BEND — The Bend Bulletin’s parent company filed for Chapter 11 bankruptcy protection Tuesday.
Western Communications owns seven newspapers across the Pacific Northwest, many in rural communities where no one else is delivering local news.
Court filings show the corporation owes about $2 million to private creditors, while recent reporting by OPB revealed the company owes nearly $1 million in back property taxes for its newspapers. Employees have experienced years of layoffs, late paychecks and furloughs.
Now, they’re bracing for another round of cuts.
A report by the Bulletin says its newspaper readers “will see changes in the coming weeks and months,” that will make the paper more economically stable.

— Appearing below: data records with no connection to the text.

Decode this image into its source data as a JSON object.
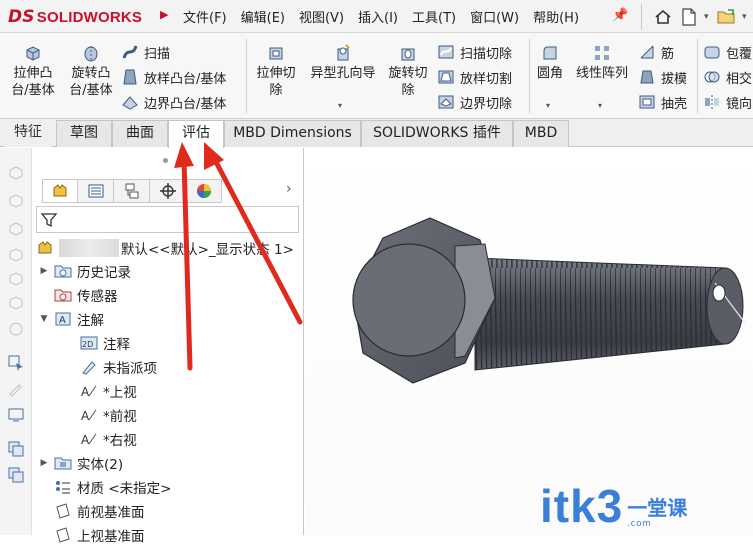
{
  "app": {
    "logo_prefix": "DS",
    "logo_text": "SOLIDWORKS"
  },
  "menu": [
    {
      "label": "文件(F)"
    },
    {
      "label": "编辑(E)"
    },
    {
      "label": "视图(V)"
    },
    {
      "label": "插入(I)"
    },
    {
      "label": "工具(T)"
    },
    {
      "label": "窗口(W)"
    },
    {
      "label": "帮助(H)"
    }
  ],
  "ribbon": {
    "extrude_boss": "拉伸凸\n台/基体",
    "revolve_boss": "旋转凸\n台/基体",
    "sweep": "扫描",
    "loft_boss": "放样凸台/基体",
    "boundary_boss": "边界凸台/基体",
    "extrude_cut": "拉伸切\n除",
    "hole_wizard": "异型孔向导",
    "revolve_cut": "旋转切\n除",
    "swept_cut": "扫描切除",
    "lofted_cut": "放样切割",
    "boundary_cut": "边界切除",
    "fillet": "圆角",
    "linear_pattern": "线性阵列",
    "rib": "筋",
    "draft": "拔模",
    "shell": "抽壳",
    "wrap": "包覆",
    "intersect": "相交",
    "mirror": "镜向"
  },
  "tabs": [
    {
      "label": "特征"
    },
    {
      "label": "草图"
    },
    {
      "label": "曲面"
    },
    {
      "label": "评估"
    },
    {
      "label": "MBD Dimensions"
    },
    {
      "label": "SOLIDWORKS 插件"
    },
    {
      "label": "MBD"
    }
  ],
  "tree": {
    "root_label": "默认<<默认>_显示状态 1>",
    "items": [
      {
        "label": "历史记录"
      },
      {
        "label": "传感器"
      },
      {
        "label": "注解"
      },
      {
        "label": "注释"
      },
      {
        "label": "未指派项"
      },
      {
        "label": "*上视"
      },
      {
        "label": "*前视"
      },
      {
        "label": "*右视"
      },
      {
        "label": "实体(2)"
      },
      {
        "label": "材质 <未指定>"
      },
      {
        "label": "前视基准面"
      },
      {
        "label": "上视基准面"
      }
    ]
  },
  "watermark": {
    "text": "itk3",
    "cn": "一堂课",
    "domain": ".com"
  },
  "colors": {
    "brand_red": "#c8102e",
    "arrow_red": "#e02a1e",
    "watermark_blue": "#3b7fd8",
    "bolt_dark": "#5a5d66"
  }
}
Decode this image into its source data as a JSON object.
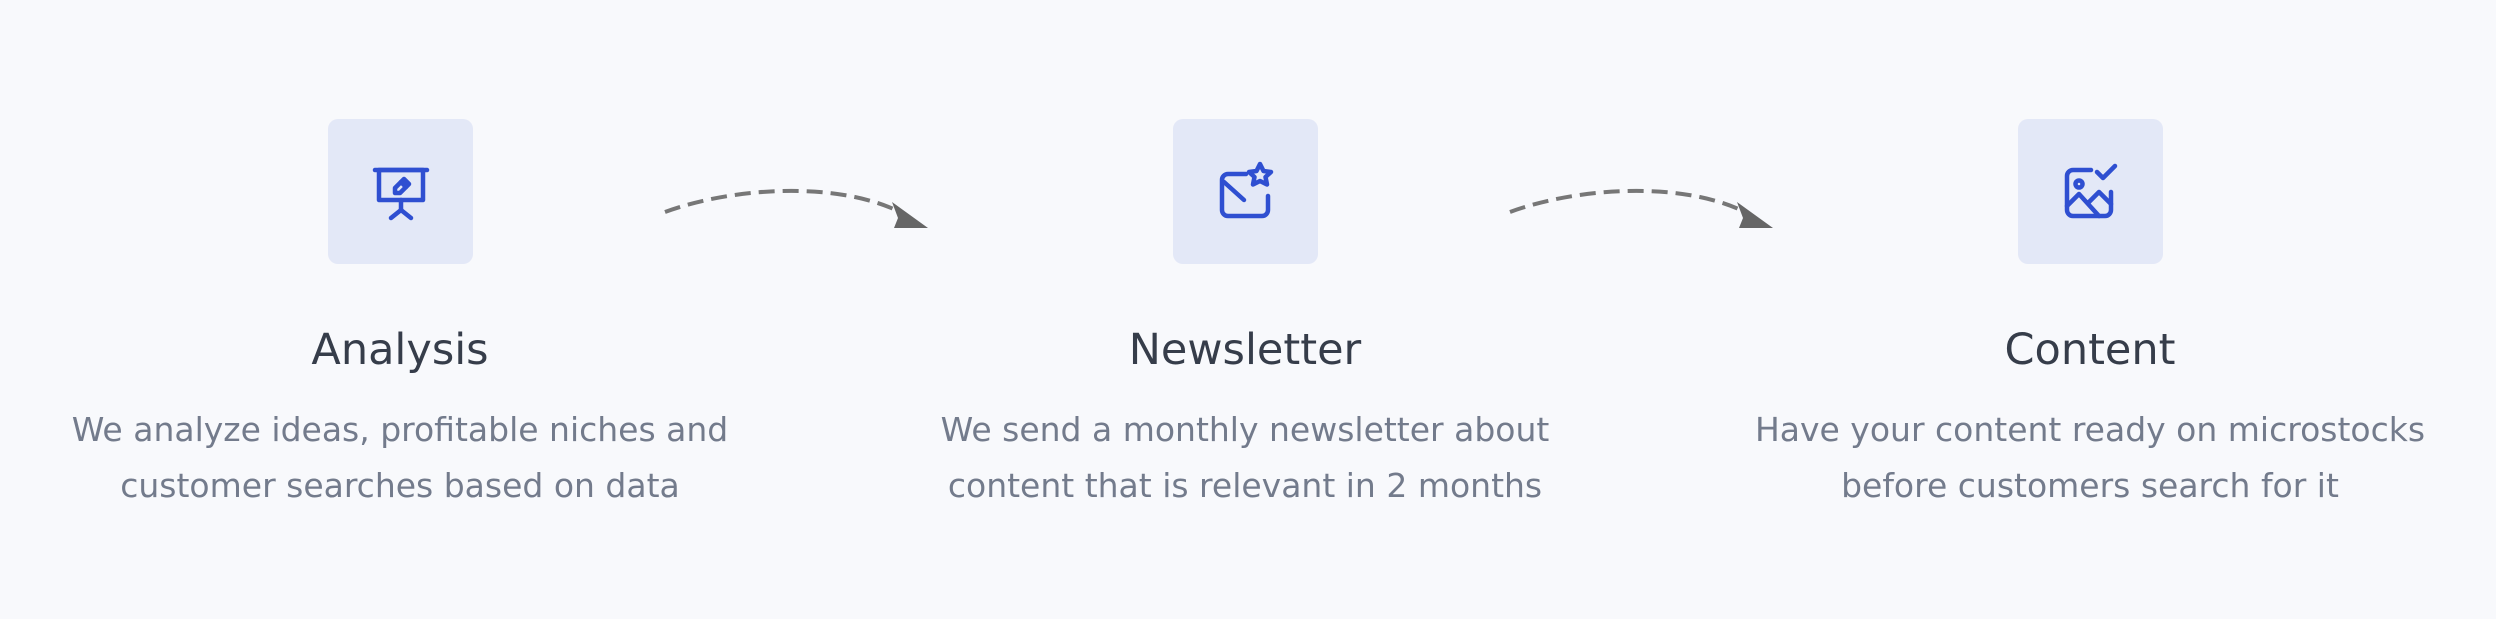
{
  "colors": {
    "background": "#f8f9fc",
    "icon_tile": "#e3e8f7",
    "icon_stroke": "#2f4fd1",
    "title": "#363d4a",
    "description": "#737b8c",
    "arrow": "#777777"
  },
  "steps": [
    {
      "icon": "presentation-board-icon",
      "title": "Analysis",
      "description": "We analyze ideas, profitable niches and customer searches based on data"
    },
    {
      "icon": "mail-star-icon",
      "title": "Newsletter",
      "description": "We send a monthly newsletter about content that is relevant in 2 months"
    },
    {
      "icon": "image-check-icon",
      "title": "Content",
      "description": "Have your content ready on microstocks before customers search for it"
    }
  ],
  "connectors": [
    "dashed-curved-arrow-icon",
    "dashed-curved-arrow-icon"
  ]
}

Western Communications president John Costa did not immediately respond to emails for further comment about the bankruptcy. OPB interviewed him 11 days before the filing, and he gave no indications of an impending case.
“I can only assure people that we’re working as hard as we can and in good faith to make sure that that the Bulletin goes forward,” Costa told OPB at the time.
The company owns four other newspapers in Oregon: the Curry Coastal Pilot, the Redmond Spokesman, the La Grande Observer, and the Baker City Herald; plus two in California: the Del Norte Triplicate, and the Sonora Union Democrat.
Topping the company’s list of creditors is $946,000 owed to a newspaper cooperative that sells printing and distribution supplies. Western Communications’ top 20 unpaid debts range from that amount, down to $5,500 for a syndication service. Also on the list of unsecured claims: $59,000 for a Bend fireworks show.
Court filings show the company seeks $1.6 million in cash collateral to keep the newspapers running without harming the company’s value. A hearing is set for Jan. 24. The company paid its attorney a $100,000 retainer Jan. 14.
In a statement published Tuesday, Western Communications Chairwoman Betsy McCool wrote of the bankruptcy filing: “This is the only way we can preserve our creditors’ investments and our owners’ interests in valuable community assets.”
This is the second time in the past decade the company has filed for bankruptcy protection. It last emerged from Chapter 11 proceedings in 2012. Under Chapter 11, the company will argue its finances can be reorganized to be profitable again, despite the present situation.